- Experts need management. Don’t just throw the problem over the wall to them. They should work under a technical manager that is keeping them focused on the task and on the budget – otherwise, they can justify all kinds of activities that may or may not have value to the organization and drive up the cost.
Design-Build: There is a new breed of vendors emerging into the marketplace -often called design-build. These are product development companies that also have contract manufacturing abilities. Some even have marketing services.
Instead of buying marketing services, then engineering services, then manufacturing services, you simply buy 1,000 units at $100 each. These companies provide the services needed to fill the warehouse with the product you can sell – with a lot of help from you.
Design-build can be a win-win, especially for small niche market companies that do not do very many new product development projects per year. The company gets a product they can sell without having to worry about a lot product development activities that they have little experience in managing. The vendor is free to develop the product without a micro-managing customer and gets attached to recurring revenue as the product is sold. By leverage what each does well, both stand to make more money with a superior product in the marketplace.
If you are considering this option, there are a few things to think about:
- Both the design and manufacturing parts of the vendor need to closely match your needs. It will be harder to find the right vendor, so expect more time and resources in the selection processes.
- Don’t expect this service to help with cash flow. There will be some kind of financial comment up front.
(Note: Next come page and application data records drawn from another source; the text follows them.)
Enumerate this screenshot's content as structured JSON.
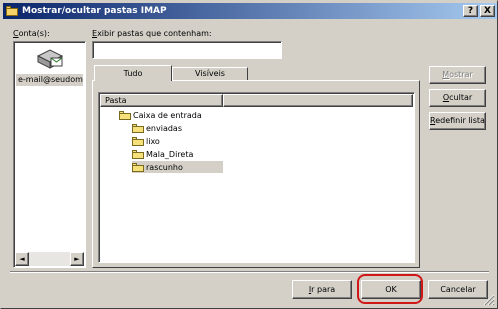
{
  "window": {
    "title": "Mostrar/ocultar pastas IMAP",
    "help_label": "?",
    "close_label": "X"
  },
  "accounts": {
    "label_key": "C",
    "label_rest": "onta(s):",
    "items": [
      {
        "label": "e-mail@seudom..."
      }
    ],
    "scroll_left": "◄",
    "scroll_right": "►"
  },
  "filter": {
    "label_key": "E",
    "label_rest": "xibir pastas que contenham:",
    "value": ""
  },
  "tabs": [
    {
      "label": "Tudo",
      "active": true
    },
    {
      "label": "Visíveis",
      "active": false
    }
  ],
  "tree": {
    "columns": [
      "Pasta",
      ""
    ],
    "root": "Caixa de entrada",
    "children": [
      "enviadas",
      "lixo",
      "Mala_Direta",
      "rascunho"
    ],
    "selected": "rascunho"
  },
  "side_buttons": [
    {
      "key": "M",
      "rest": "ostrar",
      "enabled": false
    },
    {
      "key": "O",
      "rest": "cultar",
      "enabled": true
    },
    {
      "key": "R",
      "rest": "edefinir lista",
      "enabled": true
    }
  ],
  "bottom_buttons": {
    "goto_key": "I",
    "goto_rest": "r para",
    "ok": "OK",
    "cancel": "Cancelar"
  },
  "colors": {
    "face": "#d4d0c8",
    "title_start": "#0a246a",
    "title_end": "#a6caf0",
    "highlight_circle": "#d01818"
  }
}
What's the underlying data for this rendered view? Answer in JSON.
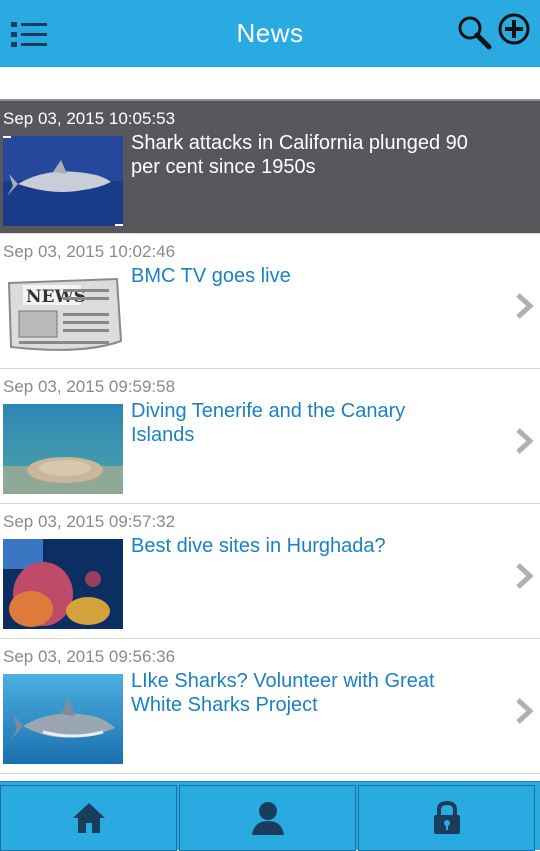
{
  "header": {
    "title": "News",
    "icons": [
      "menu-icon",
      "search-icon",
      "add-icon"
    ]
  },
  "news": [
    {
      "date": "Sep 03, 2015 10:05:53",
      "headline": "Shark attacks in California plunged 90 per cent since 1950s",
      "selected": true
    },
    {
      "date": "Sep 03, 2015 10:02:46",
      "headline": "BMC TV goes live",
      "selected": false
    },
    {
      "date": "Sep 03, 2015 09:59:58",
      "headline": "Diving Tenerife and the Canary Islands",
      "selected": false
    },
    {
      "date": "Sep 03, 2015 09:57:32",
      "headline": "Best dive sites in Hurghada?",
      "selected": false
    },
    {
      "date": "Sep 03, 2015 09:56:36",
      "headline": "LIke Sharks? Volunteer with Great White Sharks Project",
      "selected": false
    }
  ],
  "tabs": [
    "home-icon",
    "profile-icon",
    "lock-icon"
  ],
  "colors": {
    "accent": "#29abe2",
    "selected_row": "#58585c",
    "headline": "#1a82c4",
    "date": "#8a8a8a"
  }
}
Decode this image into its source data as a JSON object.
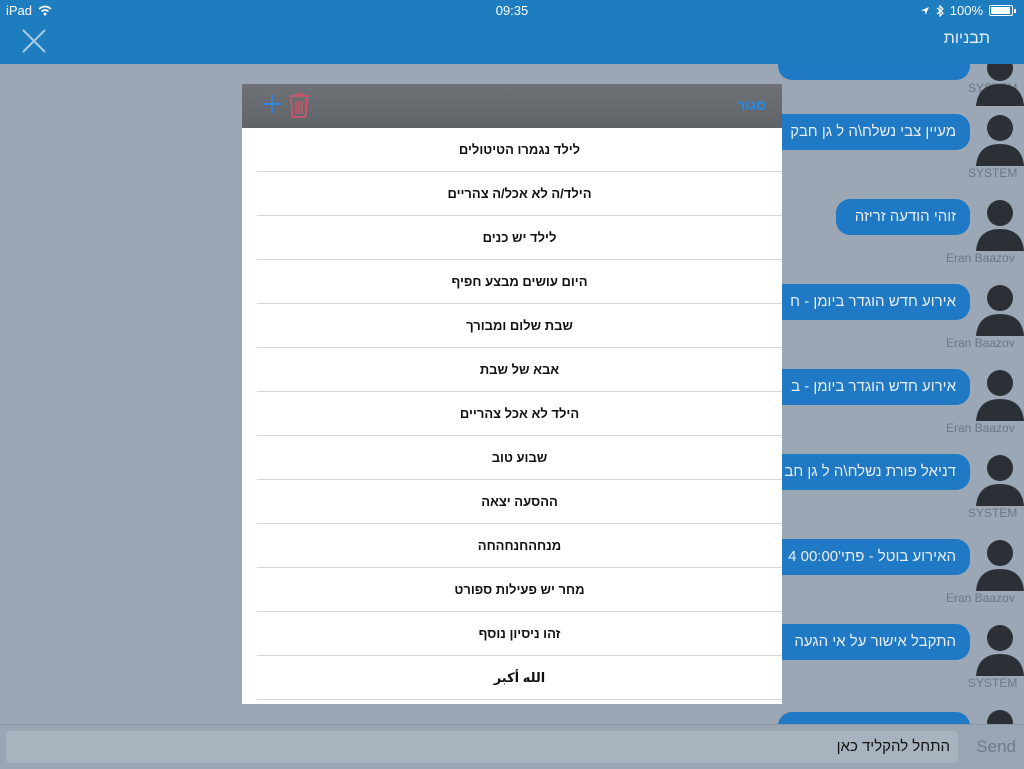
{
  "statusbar": {
    "device": "iPad",
    "time": "09:35",
    "battery": "100%"
  },
  "navbar": {
    "title": "תבניות"
  },
  "chat": {
    "messages": [
      {
        "text": "",
        "sender": "SYSTEM"
      },
      {
        "text": "מעיין צבי נשלח\\ה ל גן חבק",
        "sender": "SYSTEM"
      },
      {
        "text": "זוהי הודעה זריזה",
        "sender": "Eran Baazov"
      },
      {
        "text": "אירוע חדש הוגדר ביומן - ח",
        "sender": "Eran Baazov"
      },
      {
        "text": "אירוע חדש הוגדר ביומן - ב",
        "sender": "Eran Baazov"
      },
      {
        "text": "דניאל פורת נשלח\\ה ל גן חב",
        "sender": "SYSTEM"
      },
      {
        "text": "האירוע בוטל - פתי'00:00 4",
        "sender": "Eran Baazov"
      },
      {
        "text": "התקבל אישור על אי הגעה",
        "sender": "SYSTEM"
      },
      {
        "text": "",
        "sender": ""
      }
    ]
  },
  "input": {
    "placeholder": "התחל להקליד כאן",
    "send_label": "Send"
  },
  "modal": {
    "close_label": "סגור",
    "templates": [
      "לילד נגמרו הטיטולים",
      "הילד/ה לא אכל/ה צהריים",
      "לילד יש כנים",
      "היום עושים מבצע חפיף",
      "שבת שלום ומבורך",
      "אבא של שבת",
      "הילד לא אכל צהריים",
      "שבוע טוב",
      "ההסעה יצאה",
      "מנחהחנחהחה",
      "מחר יש פעילות ספורט",
      "זהו ניסיון נוסף",
      "الله أكبر"
    ]
  },
  "colors": {
    "accent": "#1d7dbf",
    "bubble": "#1f79c4",
    "trash": "#e0506a",
    "link": "#1d8cf0"
  }
}
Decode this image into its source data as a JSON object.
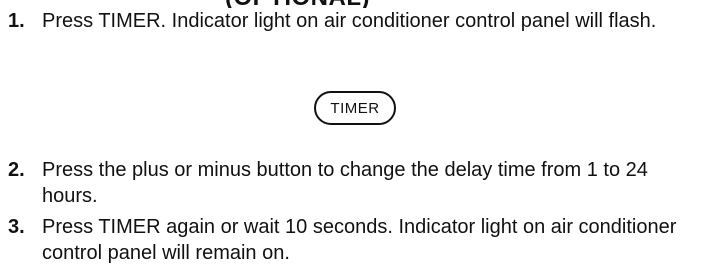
{
  "header": {
    "partial_text": "(OPTIONAL)"
  },
  "steps": [
    {
      "number": "1.",
      "text": "Press TIMER. Indicator light on air conditioner control panel will flash."
    },
    {
      "number": "2.",
      "text": "Press the plus or minus button to change the delay time from 1 to 24 hours."
    },
    {
      "number": "3.",
      "text": "Press TIMER again or wait 10 seconds. Indicator light on air conditioner control panel will remain on."
    }
  ],
  "timer_button": {
    "label": "TIMER"
  }
}
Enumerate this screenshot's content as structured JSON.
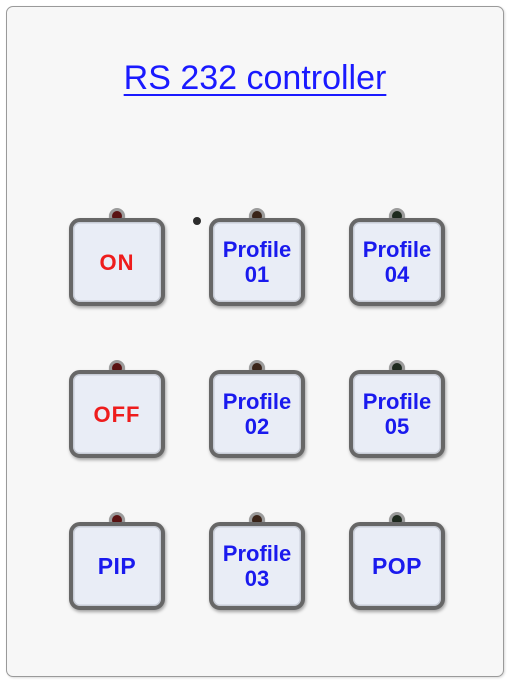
{
  "panel": {
    "title": "RS 232 controller"
  },
  "buttons": [
    {
      "label": "ON",
      "led_color": "#5a1212",
      "text_color": "#ee1c1c"
    },
    {
      "label": "Profile\n01",
      "led_color": "#3a2418",
      "text_color": "#1a1aee"
    },
    {
      "label": "Profile\n04",
      "led_color": "#1e2a1e",
      "text_color": "#1a1aee"
    },
    {
      "label": "OFF",
      "led_color": "#5a1212",
      "text_color": "#ee1c1c"
    },
    {
      "label": "Profile\n02",
      "led_color": "#3a2418",
      "text_color": "#1a1aee"
    },
    {
      "label": "Profile\n05",
      "led_color": "#1e2a1e",
      "text_color": "#1a1aee"
    },
    {
      "label": "PIP",
      "led_color": "#5a1212",
      "text_color": "#1a1aee"
    },
    {
      "label": "Profile\n03",
      "led_color": "#3a2418",
      "text_color": "#1a1aee"
    },
    {
      "label": "POP",
      "led_color": "#1e2a1e",
      "text_color": "#1a1aee"
    }
  ]
}
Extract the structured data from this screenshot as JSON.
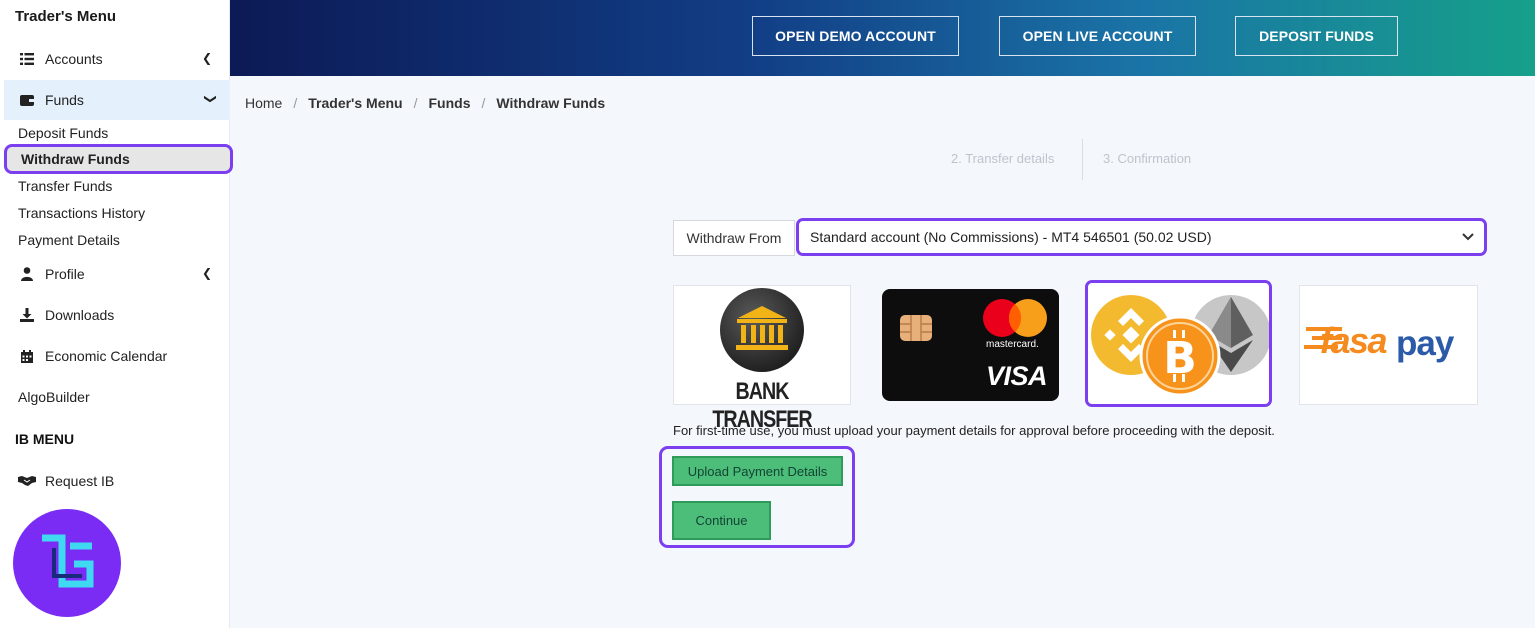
{
  "sidebar": {
    "title": "Trader's Menu",
    "accounts": {
      "label": "Accounts",
      "icon": "list-icon"
    },
    "funds": {
      "label": "Funds",
      "icon": "wallet-icon"
    },
    "funds_sub": [
      "Deposit Funds",
      "Withdraw Funds",
      "Transfer Funds",
      "Transactions History",
      "Payment Details"
    ],
    "profile": {
      "label": "Profile",
      "icon": "user-icon"
    },
    "downloads": {
      "label": "Downloads",
      "icon": "download-icon"
    },
    "calendar": {
      "label": "Economic Calendar",
      "icon": "calendar-icon"
    },
    "algobuilder": "AlgoBuilder",
    "ib_menu": "IB MENU",
    "request_ib": {
      "label": "Request IB",
      "icon": "handshake-icon"
    }
  },
  "header": {
    "open_demo": "OPEN DEMO ACCOUNT",
    "open_live": "OPEN LIVE ACCOUNT",
    "deposit": "DEPOSIT FUNDS"
  },
  "breadcrumb": {
    "home": "Home",
    "traders_menu": "Trader's Menu",
    "funds": "Funds",
    "current": "Withdraw Funds"
  },
  "steps": {
    "step2": "2. Transfer details",
    "step3": "3. Confirmation"
  },
  "withdraw": {
    "label": "Withdraw From",
    "selected_account": "Standard account (No Commissions) - MT4 546501 (50.02 USD)"
  },
  "methods": {
    "bank_label": "BANK TRANSFER",
    "card_brand_1": "mastercard.",
    "card_brand_2": "VISA",
    "fasapay_1": "fasa",
    "fasapay_2": "pay"
  },
  "note": "For first-time use, you must upload your payment details for approval before proceeding with the deposit.",
  "actions": {
    "upload": "Upload Payment Details",
    "continue": "Continue"
  },
  "colors": {
    "highlight": "#7b3ff0",
    "green_button": "#4dbe7a",
    "active_nav": "#e4f0fc"
  }
}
- This only works if the design-build company can convince the client can sell the product. This method rarely works for a startup for this reason.
- Make sure there is some kind of buyout clause in the contract. Some way to own the IP if things go wrong.
Steve Owens, Founder and CTO of Finish Line Product Development Services, has over 30 years of successful product development experience in many different industries and is a sought after adviser and speaker on the subject. Steve has founded four successful start-ups and holds over twenty five patents. Steve has worked for companies such as Halliburton and Baker Hughes. He has experience in Internet of Things, M2M, Oil and Gas, and Industrial Controls. Steve’s insight into the product development process has generated millions of dollars in revenue for start-ups and small businesses.